By JAMES TUCKER
Starring: Christie Burke, Jesse Moss, Rebecca Olsen.
Directed by Brandon Christenson
Written by Brandon Christenson, Colin Minihan
Produced by Digital Interference Productions, Hadron Films
I had almost forgotten how good psychological thrillers could be.
If you’ll allow me to get on my soapbox for a moment, there seems to be a trend nowadays where people think the absence of answers automatically equals horror. One of the worst examples of this trend is The Disappointments Room, where the film plays up the possible presence of ghosts and teases its protagonist committing murder for an hour and a half, and in the end nothing happens and nothing is ever answered. There’s never any real threat, and nothing comes of the hour and a half long buildup; the director confuses confusion with horror, and mistakenly believes that his unanswered questions will keep you up at night. Ambiguity for ambiguities sake can arguably be considered a trend in modern horror, and so it’s refreshing to find a thriller that uses it to amplify the horror instead of mistakenly treating ambiguity as the source. STILL/BORN is a perfect hybrid of paranormal and psychological thrillers that should go down as a modern classic, a nerve-wracking, tense exploration of trauma, mental illness, and ghostly women that want your babies.
STILL/BORN follows Mary (Christie Burke) and Jack (Jesse Moss) as they try to settle down in an upscale suburb after a traumatic incident; Mary was supposed to give birth to twins, but unfortunately one of them was stillborn. As Mary and Jack attempt to cope with this tragedy and focus on caring for their still living son Adam, Mary begins to notice strange happenings around the house. Motion activated lights coming on in the middle of the night, voices whispering from the vents, a strange silhouette next to her son’s crib. Combine this with a next door neighbor who has indicated that she believes monogamy is a farce, visions of her dead son bleeding out in his crib, and paranoid google searches that bring up more troublesome results than anything on WebMD and you’ve got yourself a budding catastrophe on your hands. Does something want to take Mary’s child from her, or is she just paranoid? And what will she do to keep her son safe?

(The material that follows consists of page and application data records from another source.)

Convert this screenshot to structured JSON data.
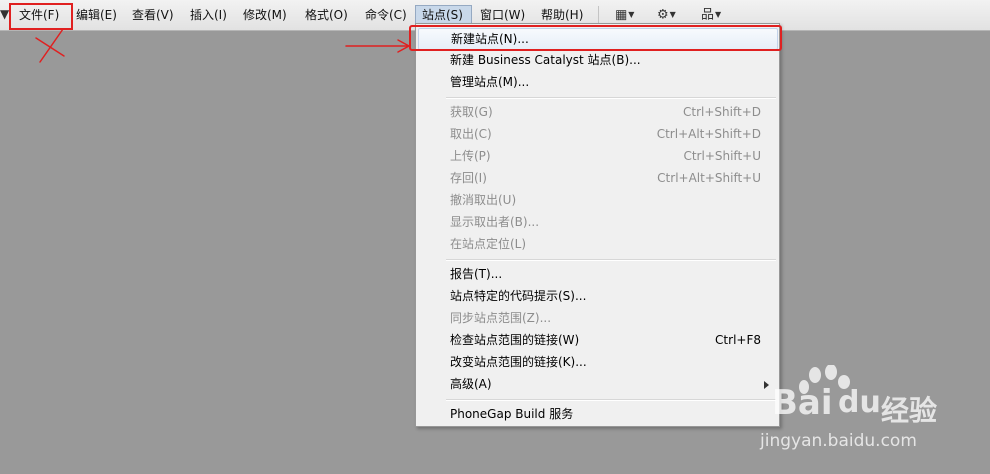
{
  "menubar": {
    "edge_glyph": "▼",
    "items": [
      {
        "label": "文件(F)"
      },
      {
        "label": "编辑(E)"
      },
      {
        "label": "查看(V)"
      },
      {
        "label": "插入(I)"
      },
      {
        "label": "修改(M)"
      },
      {
        "label": "格式(O)"
      },
      {
        "label": "命令(C)"
      },
      {
        "label": "站点(S)",
        "active": true
      },
      {
        "label": "窗口(W)"
      },
      {
        "label": "帮助(H)"
      }
    ],
    "tools": [
      {
        "icon": "layout-icon",
        "glyph": "▦"
      },
      {
        "icon": "gear-icon",
        "glyph": "⚙"
      },
      {
        "icon": "site-map-icon",
        "glyph": "品"
      }
    ]
  },
  "site_menu": {
    "groups": [
      [
        {
          "label": "新建站点(N)...",
          "shortcut": "",
          "enabled": true,
          "highlighted": true
        },
        {
          "label": "新建 Business Catalyst 站点(B)...",
          "shortcut": "",
          "enabled": true
        },
        {
          "label": "管理站点(M)...",
          "shortcut": "",
          "enabled": true
        }
      ],
      [
        {
          "label": "获取(G)",
          "shortcut": "Ctrl+Shift+D",
          "enabled": false
        },
        {
          "label": "取出(C)",
          "shortcut": "Ctrl+Alt+Shift+D",
          "enabled": false
        },
        {
          "label": "上传(P)",
          "shortcut": "Ctrl+Shift+U",
          "enabled": false
        },
        {
          "label": "存回(I)",
          "shortcut": "Ctrl+Alt+Shift+U",
          "enabled": false
        },
        {
          "label": "撤消取出(U)",
          "shortcut": "",
          "enabled": false
        },
        {
          "label": "显示取出者(B)...",
          "shortcut": "",
          "enabled": false
        },
        {
          "label": "在站点定位(L)",
          "shortcut": "",
          "enabled": false
        }
      ],
      [
        {
          "label": "报告(T)...",
          "shortcut": "",
          "enabled": true
        },
        {
          "label": "站点特定的代码提示(S)...",
          "shortcut": "",
          "enabled": true
        },
        {
          "label": "同步站点范围(Z)...",
          "shortcut": "",
          "enabled": false
        },
        {
          "label": "检查站点范围的链接(W)",
          "shortcut": "Ctrl+F8",
          "enabled": true
        },
        {
          "label": "改变站点范围的链接(K)...",
          "shortcut": "",
          "enabled": true
        },
        {
          "label": "高级(A)",
          "shortcut": "",
          "enabled": true,
          "submenu": true
        }
      ],
      [
        {
          "label": "PhoneGap Build 服务",
          "shortcut": "",
          "enabled": true
        }
      ]
    ]
  },
  "watermark": {
    "brand_left": "Bai",
    "brand_right": "du",
    "brand_cn": "经验",
    "url": "jingyan.baidu.com"
  },
  "colors": {
    "annotation_red": "#e02020",
    "background": "#999999"
  }
}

“STILL/BORN intersects paranormal and psychological horror to a horrifyingly effective end.”
First off, I just want to say this is a hard film to watch. I mean that as the highest form of praise possible. The film starts off with your typical paranormal boogity boogity bullshit (although in this film, the tension is so highly ratcheted from the beginning that even things I could see echoes of in other films were surprisingly effective), and then quickly and mercilessly becomes about the rapid degradation of Mary’s mental state. The spectre at the center of Mary’s obsession is terrifying, to be sure; and the film takes it’s time revealing her, using her sparingly, which I think made it that much more impactful when she was onscreen. But Mary herself is unquestionably the scariest thing about this film. She is such a wholly relatable character trying to push through one of the worst things a human being can go through, and the abrupt and rapid degradation of her mental state is tragic and horrifying all at once. No spoilers, but this movie takes her places and makes her do things that made me pause the movie, take a breather, and do it all over again five minutes later. That shit never happens, plain and simple.
Part of the reason this film is so affecting is because of the performances. Christie Burke SELLS every scene she’s in and adds quite a bit of nuance to the character; Mary is a fully realized, multi-dimensional character that quickly demands the audience’s investment, empathy, and even when we’re not sure if she’s earned it, our trust. Jesse Moss and Rebecca Olsen lend the same qualities to their characters as they grapple between Mary’s descent into madness(?) and their own concerns about the safety of their children. But Burke’s character drives the horror by changing in some truly terrifying ways, from taking on the aesthetic of a fifties housewife to calm her troubled husband before screaming at her baby to quietly spacing out and finding she’s missed hours of her life. On that note, this film is selective with what it doesn’t show us, cutting to black at inopportune times and only later revealing what transpired while we, the audience, were out of commission. That’s the secret of this film in a nutshell, depicting Burke’s spiral into madness so well and drawing us so deeply into her perspective that we feel we’re losing our minds along with her.
But where this film really exceeds so many of its counterparts is it’s ending. To reiterate what I said earlier, this movie does ambiguity right on every account. You will not get a solid answer by the end of this film as to whether Lamashtu is real or not. You will not know if Adam is truly safe or if Mary is truly crazy. This film is an underrated gold standard of psychological thrillers, and I’m giving it a 9 out of 10.
Brandon Christensen’s new film comes out on Shudder on May 7th, which is actually part of the reason I gave STILL/BORN a chance. As you can see, I wasn’t disappointed.
Give this a watch before it hits. If STILL/BORN is any indication, Christensen is one to watch.